For example, the British East India Company embodied the British Empire for centuries. According to Barley, the home office finally collected and tabulated the accounts from all of its far-flung field operations (sound familiar?) in the mid-1800s. Like Wiley Coyote running off a cliff but not falling until he looks down, the directors discovered their company had been bankrupt for more than 200 years.

My own recent communications with InfoWorld’s readers — four columns on how to motivate employees — led some correspondents to conclude that I’m morally bankrupt.

Readers expressed concern in three areas: 1) using fear, greed, and other “negative” emotions is unethical — managers should appeal to employees’ better natures; 2) when managers analytically decide how to motivate employees they’re being manipulative, which is also unethical; and 3) I’m endorsing situational ethics, and that encourages unethical behavior, too.

A profound discovery of modern management theory is that managerial ethics matter to employees, and they matter a lot. This has been a major revelation to a generation of business leaders who previously figured morality belonged in the home and that including ethics in business decisions was somehow immature and idealistic. (Yes, I know there’s a difference between ethics and morals; it’s subtle enough to ignore in this discussion.)

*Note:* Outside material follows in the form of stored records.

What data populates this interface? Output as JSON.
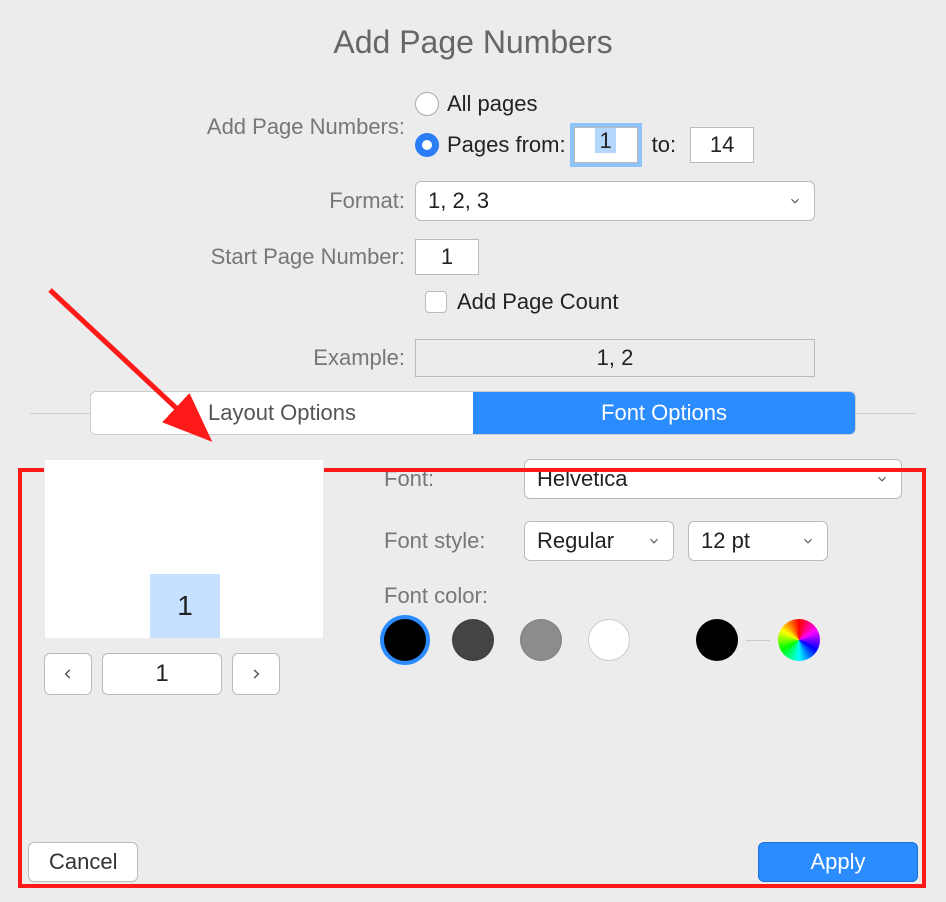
{
  "title": "Add Page Numbers",
  "form": {
    "add_page_numbers_label": "Add Page Numbers:",
    "all_pages_label": "All pages",
    "pages_from_label": "Pages from:",
    "pages_to_label": "to:",
    "from_value": "1",
    "to_value": "14",
    "selected_option": "range",
    "format_label": "Format:",
    "format_value": "1, 2, 3",
    "start_label": "Start Page Number:",
    "start_value": "1",
    "add_page_count_label": "Add Page Count",
    "example_label": "Example:",
    "example_value": "1, 2"
  },
  "tabs": {
    "layout": "Layout Options",
    "font": "Font Options",
    "active": "font"
  },
  "preview": {
    "number": "1",
    "page_input": "1"
  },
  "font": {
    "font_label": "Font:",
    "font_value": "Helvetica",
    "style_label": "Font style:",
    "style_value": "Regular",
    "size_value": "12 pt",
    "color_label": "Font color:"
  },
  "buttons": {
    "cancel": "Cancel",
    "apply": "Apply"
  }
}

Ethics matter. They matter from the perspective of self-respect, they matter from the perspective of employees trusting you enough to follow your lead, and they matter from the perspective of business success, because in today’s competitive labor market success depends on the talent you can attract and retain. The best talent will abandon you without regret if you reveal yourself to be an immoral weasel.

Ethics isn’t, however, reducible to a simple formula. If it were, philosophers would have long ago tired of the subject. It is, instead, both complex and highly personal. So here’s my personal perspective on the issues you’ve raised.

Last point first: I do believe ethics are situational. So does our legal system, which, for example, accepts self-defense as justification for killing someone. Opinion: How you motivate an employee (instilling fear of unemployment) has less impact on the ethics of an action than does your intent (wanting to save his job).

Issue No. 2: Manipulation? My own opinion is that honesty and intent differentiate motivating employees from manipulating them.

Look at it this way: You’re responsible for successfully achieving the mission of your organization. You can’t succeed in this with unmotivated employees. As a manager, you have an impact on employee motivation. You have to decide whether you’re going to do it consciously, through analysis and planning, or whether you’re going to rely on your instincts being good enough to do the job.

Issue #1: Appealing to negative emotions … what’s a negative emotion? Fear? Anger? Both are important to your survival.

Instilling fear is, in my mind, completely ethical if the employee legitimately has something to be afraid of, such as becoming unemployed due to poor performance. Failing to instill fear when there’s something to be afraid of — failing to create a gut-level understanding of the consequences — is as unethical from where I sit as letting a drunk friend drive.

Bullying employees — an act of self-indulgence, not motivation — is entirely different, and always a bad idea.

Humans aren’t Vulcans. Emotions drive human behavior. That’s reality. When managers and executives make decisions based on wishful thinking instead of reality, they make the right choices by accident when they make them at all.